» Work task: Identify all lines below that hold "jsonTest" and collect them.

Element data from apps and pages

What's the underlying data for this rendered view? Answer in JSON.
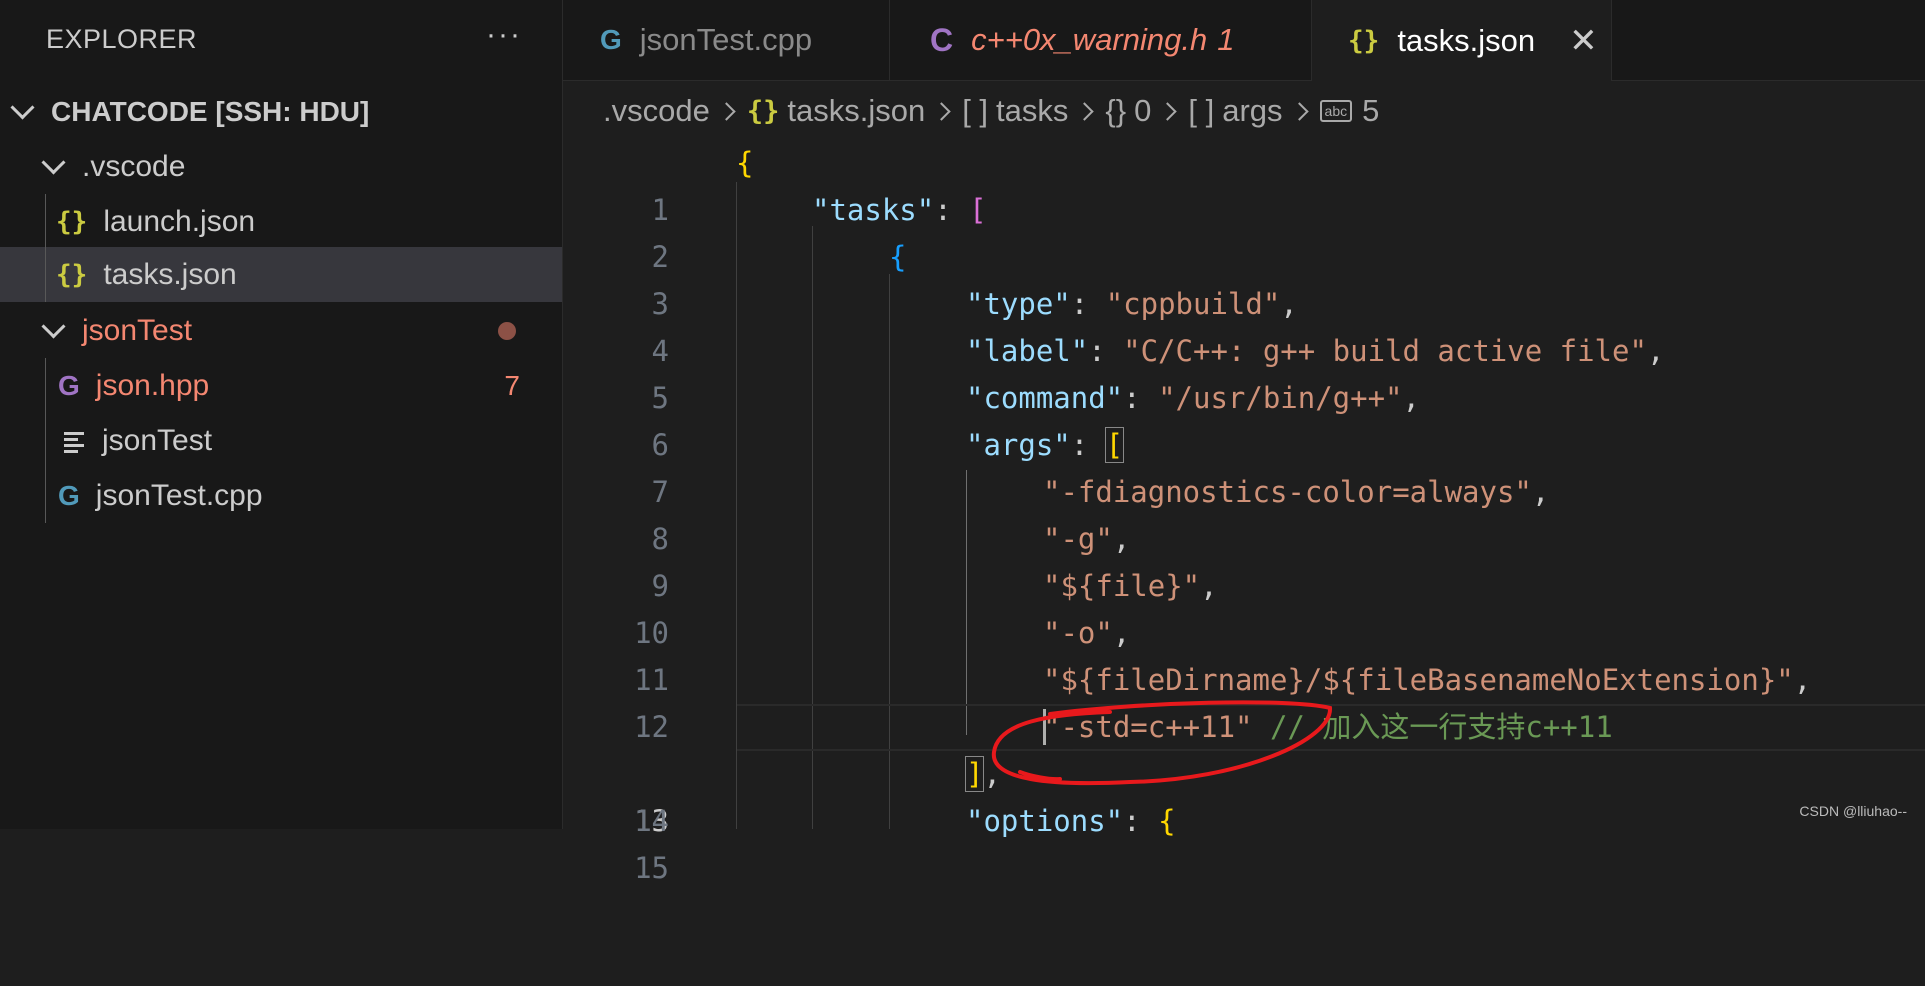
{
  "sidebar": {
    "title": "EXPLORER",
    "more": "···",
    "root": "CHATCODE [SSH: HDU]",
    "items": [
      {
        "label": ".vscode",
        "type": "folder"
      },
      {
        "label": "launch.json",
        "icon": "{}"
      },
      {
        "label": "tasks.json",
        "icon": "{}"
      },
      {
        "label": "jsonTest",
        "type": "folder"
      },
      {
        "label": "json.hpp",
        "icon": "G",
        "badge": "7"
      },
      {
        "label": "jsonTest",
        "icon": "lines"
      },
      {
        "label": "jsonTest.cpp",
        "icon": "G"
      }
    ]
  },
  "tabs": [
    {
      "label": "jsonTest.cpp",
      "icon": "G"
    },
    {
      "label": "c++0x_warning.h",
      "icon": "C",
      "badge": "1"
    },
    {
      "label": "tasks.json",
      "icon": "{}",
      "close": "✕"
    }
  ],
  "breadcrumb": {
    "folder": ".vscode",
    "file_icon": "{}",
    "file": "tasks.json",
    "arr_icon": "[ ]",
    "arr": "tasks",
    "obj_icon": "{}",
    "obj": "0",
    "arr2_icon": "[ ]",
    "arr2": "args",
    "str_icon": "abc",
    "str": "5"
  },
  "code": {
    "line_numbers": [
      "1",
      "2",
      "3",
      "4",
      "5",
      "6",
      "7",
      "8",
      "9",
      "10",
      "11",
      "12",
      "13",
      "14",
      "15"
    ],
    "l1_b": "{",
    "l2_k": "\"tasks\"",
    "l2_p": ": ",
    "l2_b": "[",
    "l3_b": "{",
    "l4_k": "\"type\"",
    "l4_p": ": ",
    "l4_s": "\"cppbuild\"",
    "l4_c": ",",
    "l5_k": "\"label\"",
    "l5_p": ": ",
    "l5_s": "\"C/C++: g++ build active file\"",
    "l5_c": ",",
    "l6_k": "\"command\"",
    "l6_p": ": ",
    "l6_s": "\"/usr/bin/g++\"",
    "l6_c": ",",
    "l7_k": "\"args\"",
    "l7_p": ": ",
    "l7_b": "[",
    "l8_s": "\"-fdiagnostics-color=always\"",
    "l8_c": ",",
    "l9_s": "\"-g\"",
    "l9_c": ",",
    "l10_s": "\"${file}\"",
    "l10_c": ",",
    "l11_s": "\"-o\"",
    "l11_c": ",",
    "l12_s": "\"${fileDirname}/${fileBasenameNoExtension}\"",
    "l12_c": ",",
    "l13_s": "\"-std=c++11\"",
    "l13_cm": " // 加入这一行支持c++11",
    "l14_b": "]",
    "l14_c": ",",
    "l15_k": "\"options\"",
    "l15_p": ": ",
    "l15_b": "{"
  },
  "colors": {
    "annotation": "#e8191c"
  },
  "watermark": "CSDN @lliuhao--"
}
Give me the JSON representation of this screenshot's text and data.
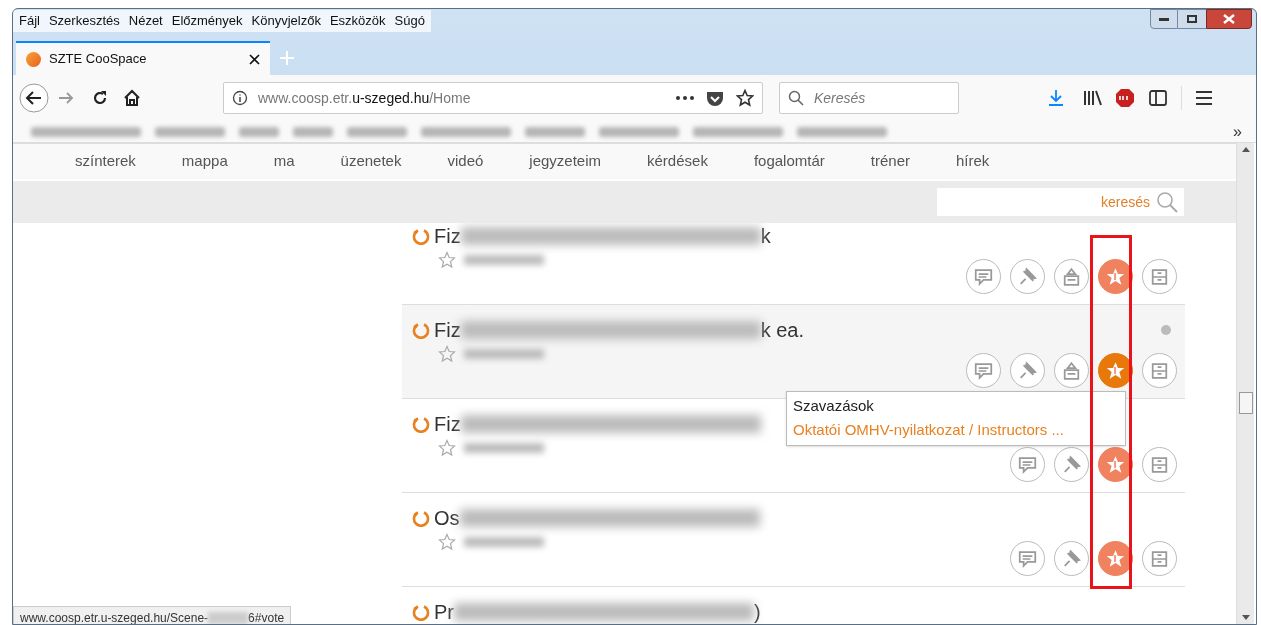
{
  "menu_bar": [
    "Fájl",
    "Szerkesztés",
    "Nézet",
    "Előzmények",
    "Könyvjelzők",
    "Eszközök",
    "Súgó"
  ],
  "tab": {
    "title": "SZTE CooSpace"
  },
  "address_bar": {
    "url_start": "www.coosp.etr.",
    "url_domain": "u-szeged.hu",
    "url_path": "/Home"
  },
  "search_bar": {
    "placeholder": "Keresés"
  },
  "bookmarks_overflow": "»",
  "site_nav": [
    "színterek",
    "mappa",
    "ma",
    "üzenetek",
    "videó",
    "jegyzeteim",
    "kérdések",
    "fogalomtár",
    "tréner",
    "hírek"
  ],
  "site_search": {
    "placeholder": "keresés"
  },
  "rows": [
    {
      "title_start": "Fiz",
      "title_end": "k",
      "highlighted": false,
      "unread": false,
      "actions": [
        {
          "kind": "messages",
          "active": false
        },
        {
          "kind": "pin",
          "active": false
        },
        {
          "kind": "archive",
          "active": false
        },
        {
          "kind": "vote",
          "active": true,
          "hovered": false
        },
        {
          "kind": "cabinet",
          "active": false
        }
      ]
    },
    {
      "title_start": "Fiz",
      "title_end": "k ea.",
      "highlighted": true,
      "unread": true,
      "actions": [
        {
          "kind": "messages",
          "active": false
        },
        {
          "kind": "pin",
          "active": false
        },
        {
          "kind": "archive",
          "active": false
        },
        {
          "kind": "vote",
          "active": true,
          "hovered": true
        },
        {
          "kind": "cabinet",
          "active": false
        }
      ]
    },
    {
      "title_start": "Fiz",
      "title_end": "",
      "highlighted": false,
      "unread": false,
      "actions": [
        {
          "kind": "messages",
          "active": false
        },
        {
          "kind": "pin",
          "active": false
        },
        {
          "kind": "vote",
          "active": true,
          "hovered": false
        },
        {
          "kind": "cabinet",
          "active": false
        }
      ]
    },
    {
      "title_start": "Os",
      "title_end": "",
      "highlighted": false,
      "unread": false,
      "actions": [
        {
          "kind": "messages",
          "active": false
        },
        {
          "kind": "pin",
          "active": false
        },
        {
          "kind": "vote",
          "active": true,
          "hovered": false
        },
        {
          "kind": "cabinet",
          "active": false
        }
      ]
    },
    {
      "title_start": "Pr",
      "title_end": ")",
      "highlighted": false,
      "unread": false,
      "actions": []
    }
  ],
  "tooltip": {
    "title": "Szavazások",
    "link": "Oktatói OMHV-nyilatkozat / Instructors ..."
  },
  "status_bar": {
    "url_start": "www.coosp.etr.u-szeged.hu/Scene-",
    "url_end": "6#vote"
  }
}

» Result of this exercise:
        "label": "jsonTest",
        "label": "jsonTest",
        "label": "jsonTest.cpp",
      "label": "jsonTest.cpp",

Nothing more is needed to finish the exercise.